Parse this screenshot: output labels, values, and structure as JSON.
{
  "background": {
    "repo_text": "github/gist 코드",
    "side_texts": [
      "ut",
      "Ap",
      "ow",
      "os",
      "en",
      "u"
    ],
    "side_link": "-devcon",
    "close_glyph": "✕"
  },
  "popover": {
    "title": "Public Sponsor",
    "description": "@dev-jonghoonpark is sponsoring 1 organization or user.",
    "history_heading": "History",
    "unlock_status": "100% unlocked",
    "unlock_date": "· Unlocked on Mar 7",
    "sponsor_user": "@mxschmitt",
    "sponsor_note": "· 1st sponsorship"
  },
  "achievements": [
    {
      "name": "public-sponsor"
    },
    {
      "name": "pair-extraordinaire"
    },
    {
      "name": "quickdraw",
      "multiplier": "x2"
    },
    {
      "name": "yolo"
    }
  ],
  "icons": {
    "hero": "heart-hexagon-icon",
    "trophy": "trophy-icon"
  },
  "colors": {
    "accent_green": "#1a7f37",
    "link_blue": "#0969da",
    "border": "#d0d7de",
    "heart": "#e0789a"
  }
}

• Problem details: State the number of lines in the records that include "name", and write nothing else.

• Exercise answer: 4